### Records from a dataset:
□ □ □ □

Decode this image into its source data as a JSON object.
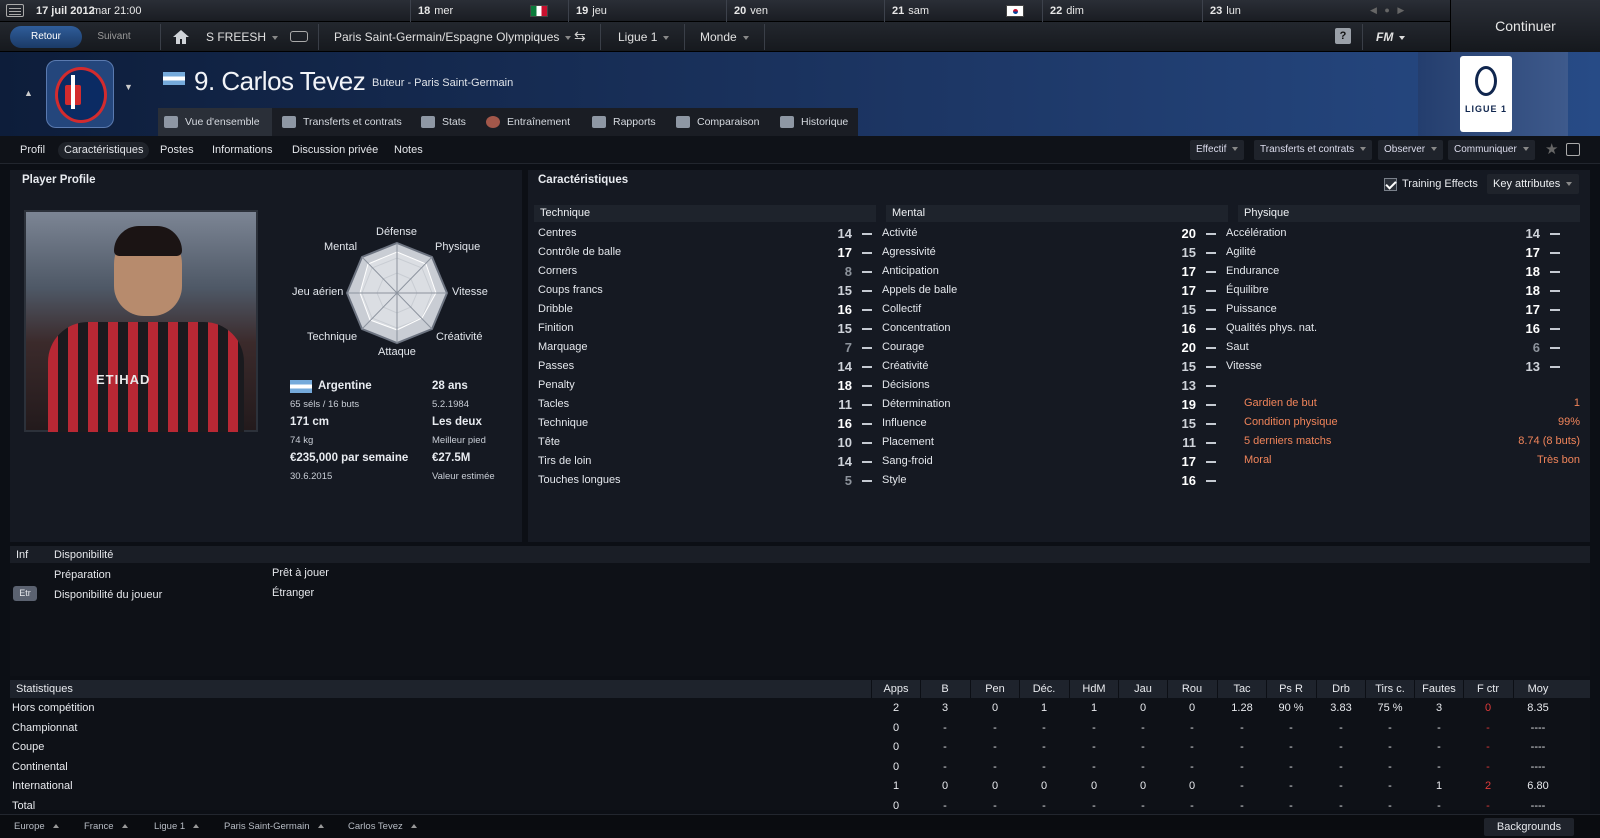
{
  "topbar": {
    "date": "17 juil 2012",
    "day_time": "mar  21:00",
    "days": [
      {
        "num": "18",
        "name": "mer"
      },
      {
        "num": "19",
        "name": "jeu"
      },
      {
        "num": "20",
        "name": "ven"
      },
      {
        "num": "21",
        "name": "sam"
      },
      {
        "num": "22",
        "name": "dim"
      },
      {
        "num": "23",
        "name": "lun"
      }
    ],
    "continue_label": "Continuer"
  },
  "nav": {
    "back": "Retour",
    "next": "Suivant",
    "manager": "S FREESH",
    "club_menu": "Paris Saint-Germain/Espagne Olympiques",
    "league_menu": "Ligue 1",
    "world_menu": "Monde",
    "help": "?",
    "fm": "FM"
  },
  "player": {
    "name": "9. Carlos Tevez",
    "role": "Buteur - Paris Saint-Germain"
  },
  "tabs": [
    "Vue d'ensemble",
    "Transferts et contrats",
    "Stats",
    "Entraînement",
    "Rapports",
    "Comparaison",
    "Historique"
  ],
  "league_logo_text": "LIGUE 1",
  "subnav": {
    "items": [
      "Profil",
      "Caractéristiques",
      "Postes",
      "Informations",
      "Discussion privée",
      "Notes"
    ],
    "dropdowns": [
      "Effectif",
      "Transferts et contrats",
      "Observer",
      "Communiquer"
    ]
  },
  "profile": {
    "title": "Player Profile",
    "shirt_sponsor": "ETIHAD",
    "radar": [
      "Défense",
      "Physique",
      "Vitesse",
      "Créativité",
      "Attaque",
      "Technique",
      "Jeu aérien",
      "Mental"
    ],
    "nation": "Argentine",
    "caps": "65 séls / 16 buts",
    "age": "28 ans",
    "dob": "5.2.1984",
    "height": "171 cm",
    "weight": "74 kg",
    "foot": "Les deux",
    "foot_label": "Meilleur pied",
    "wage": "€235,000 par semaine",
    "contract": "30.6.2015",
    "value": "€27.5M",
    "value_label": "Valeur estimée"
  },
  "attributes": {
    "title": "Caractéristiques",
    "training_effects": "Training Effects",
    "key_attributes": "Key attributes",
    "technique_title": "Technique",
    "mental_title": "Mental",
    "physique_title": "Physique",
    "technique": [
      {
        "n": "Centres",
        "v": "14"
      },
      {
        "n": "Contrôle de balle",
        "v": "17"
      },
      {
        "n": "Corners",
        "v": "8"
      },
      {
        "n": "Coups francs",
        "v": "15"
      },
      {
        "n": "Dribble",
        "v": "16"
      },
      {
        "n": "Finition",
        "v": "15"
      },
      {
        "n": "Marquage",
        "v": "7"
      },
      {
        "n": "Passes",
        "v": "14"
      },
      {
        "n": "Penalty",
        "v": "18"
      },
      {
        "n": "Tacles",
        "v": "11"
      },
      {
        "n": "Technique",
        "v": "16"
      },
      {
        "n": "Tête",
        "v": "10"
      },
      {
        "n": "Tirs de loin",
        "v": "14"
      },
      {
        "n": "Touches longues",
        "v": "5"
      }
    ],
    "mental": [
      {
        "n": "Activité",
        "v": "20"
      },
      {
        "n": "Agressivité",
        "v": "15"
      },
      {
        "n": "Anticipation",
        "v": "17"
      },
      {
        "n": "Appels de balle",
        "v": "17"
      },
      {
        "n": "Collectif",
        "v": "15"
      },
      {
        "n": "Concentration",
        "v": "16"
      },
      {
        "n": "Courage",
        "v": "20"
      },
      {
        "n": "Créativité",
        "v": "15"
      },
      {
        "n": "Décisions",
        "v": "13"
      },
      {
        "n": "Détermination",
        "v": "19"
      },
      {
        "n": "Influence",
        "v": "15"
      },
      {
        "n": "Placement",
        "v": "11"
      },
      {
        "n": "Sang-froid",
        "v": "17"
      },
      {
        "n": "Style",
        "v": "16"
      }
    ],
    "physique": [
      {
        "n": "Accélération",
        "v": "14"
      },
      {
        "n": "Agilité",
        "v": "17"
      },
      {
        "n": "Endurance",
        "v": "18"
      },
      {
        "n": "Équilibre",
        "v": "18"
      },
      {
        "n": "Puissance",
        "v": "17"
      },
      {
        "n": "Qualités phys. nat.",
        "v": "16"
      },
      {
        "n": "Saut",
        "v": "6"
      },
      {
        "n": "Vitesse",
        "v": "13"
      }
    ],
    "extras": [
      {
        "n": "Gardien de but",
        "v": "1"
      },
      {
        "n": "Condition physique",
        "v": "99%"
      },
      {
        "n": "5 derniers matchs",
        "v": "8.74 (8 buts)"
      },
      {
        "n": "Moral",
        "v": "Très bon"
      }
    ]
  },
  "availability": {
    "col_inf": "Inf",
    "col_title": "Disponibilité",
    "prep_label": "Préparation",
    "prep_value": "Prêt à jouer",
    "badge": "Etr",
    "player_label": "Disponibilité du joueur",
    "player_value": "Étranger"
  },
  "stats": {
    "title": "Statistiques",
    "columns": [
      "Apps",
      "B",
      "Pen",
      "Déc.",
      "HdM",
      "Jau",
      "Rou",
      "Tac",
      "Ps R",
      "Drb",
      "Tirs c.",
      "Fautes",
      "F ctr",
      "Moy"
    ],
    "rows": [
      {
        "label": "Hors compétition",
        "cells": [
          "2",
          "3",
          "0",
          "1",
          "1",
          "0",
          "0",
          "1.28",
          "90 %",
          "3.83",
          "75 %",
          "3",
          "0",
          "8.35"
        ]
      },
      {
        "label": "Championnat",
        "cells": [
          "0",
          "-",
          "-",
          "-",
          "-",
          "-",
          "-",
          "-",
          "-",
          "-",
          "-",
          "-",
          "-",
          "----"
        ]
      },
      {
        "label": "Coupe",
        "cells": [
          "0",
          "-",
          "-",
          "-",
          "-",
          "-",
          "-",
          "-",
          "-",
          "-",
          "-",
          "-",
          "-",
          "----"
        ]
      },
      {
        "label": "Continental",
        "cells": [
          "0",
          "-",
          "-",
          "-",
          "-",
          "-",
          "-",
          "-",
          "-",
          "-",
          "-",
          "-",
          "-",
          "----"
        ]
      },
      {
        "label": "International",
        "cells": [
          "1",
          "0",
          "0",
          "0",
          "0",
          "0",
          "0",
          "-",
          "-",
          "-",
          "-",
          "1",
          "2",
          "6.80"
        ]
      },
      {
        "label": "Total",
        "cells": [
          "0",
          "-",
          "-",
          "-",
          "-",
          "-",
          "-",
          "-",
          "-",
          "-",
          "-",
          "-",
          "-",
          "----"
        ]
      }
    ]
  },
  "breadcrumbs": [
    "Europe",
    "France",
    "Ligue 1",
    "Paris Saint-Germain",
    "Carlos Tevez"
  ],
  "backgrounds_label": "Backgrounds",
  "colors": {
    "accent_orange": "#f0845a",
    "back_button": "#2f5d9a",
    "red_value": "#e03a3a"
  }
}
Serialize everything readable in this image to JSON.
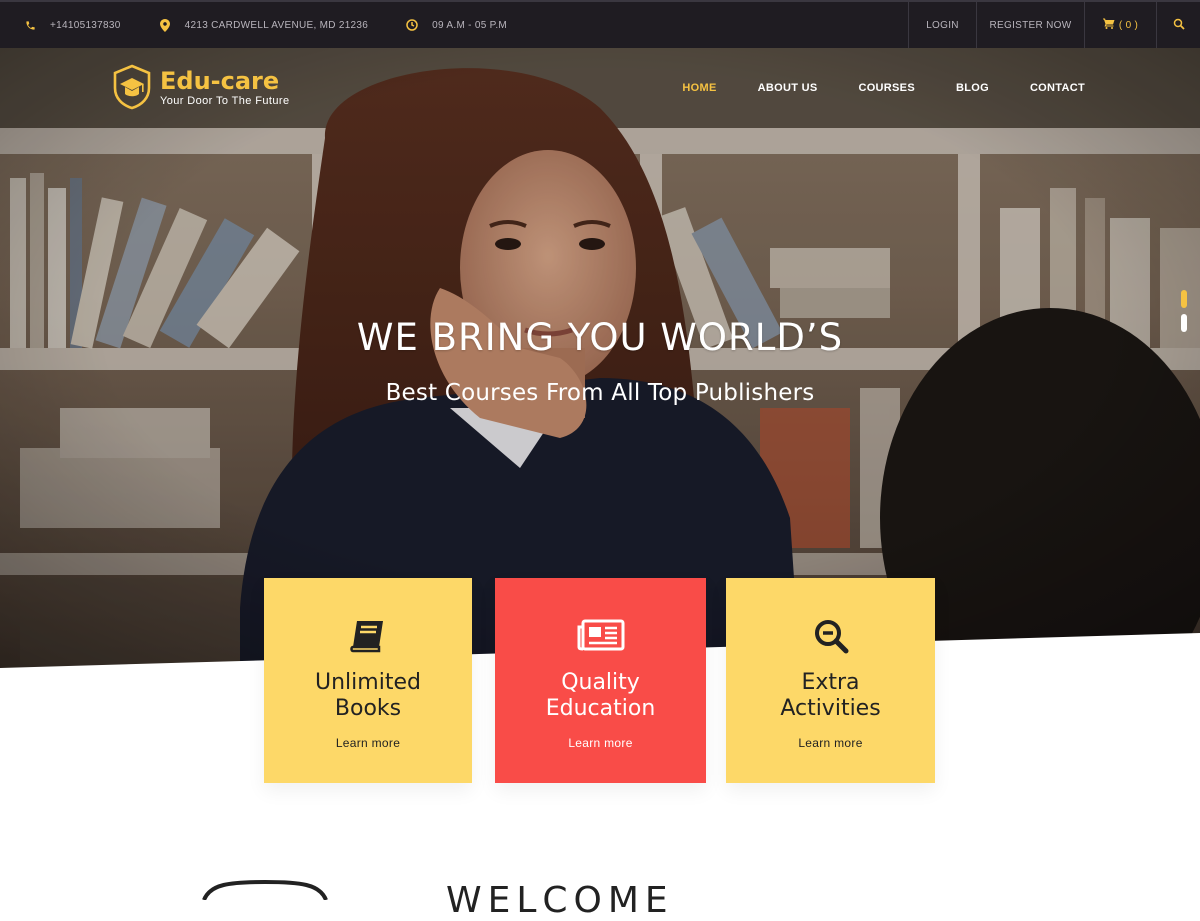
{
  "topbar": {
    "phone": "+14105137830",
    "address": "4213 CARDWELL AVENUE, MD 21236",
    "hours": "09 A.M - 05 P.M",
    "login": "LOGIN",
    "register": "REGISTER NOW",
    "cart": "( 0 )",
    "icons": {
      "phone": "phone-icon",
      "address": "map-pin-icon",
      "hours": "clock-icon",
      "cart": "cart-icon",
      "search": "search-icon"
    }
  },
  "brand": {
    "name": "Edu-care",
    "tagline": "Your Door To The Future",
    "accent": "#f5c242"
  },
  "nav": {
    "items": [
      {
        "label": "HOME",
        "active": true
      },
      {
        "label": "ABOUT US",
        "active": false
      },
      {
        "label": "COURSES",
        "active": false
      },
      {
        "label": "BLOG",
        "active": false
      },
      {
        "label": "CONTACT",
        "active": false
      }
    ]
  },
  "hero": {
    "headline": "WE BRING YOU WORLD’S",
    "subheadline": "Best Courses From All Top Publishers"
  },
  "features": [
    {
      "title": "Unlimited\nBooks",
      "link": "Learn more",
      "icon": "book-icon",
      "color": "#fdd868"
    },
    {
      "title": "Quality\nEducation",
      "link": "Learn more",
      "icon": "newspaper-icon",
      "color": "#f94c48"
    },
    {
      "title": "Extra\nActivities",
      "link": "Learn more",
      "icon": "magnifier-icon",
      "color": "#fdd868"
    }
  ],
  "welcome": {
    "title": "WELCOME"
  }
}
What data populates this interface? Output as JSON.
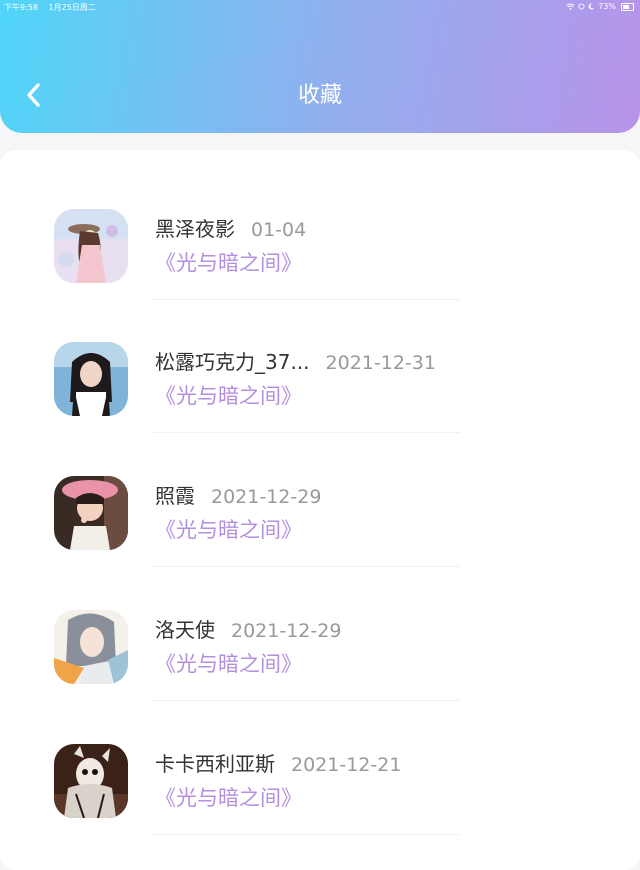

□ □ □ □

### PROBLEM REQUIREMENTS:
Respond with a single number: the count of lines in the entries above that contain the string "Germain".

### THE COMPLETED TASK:
3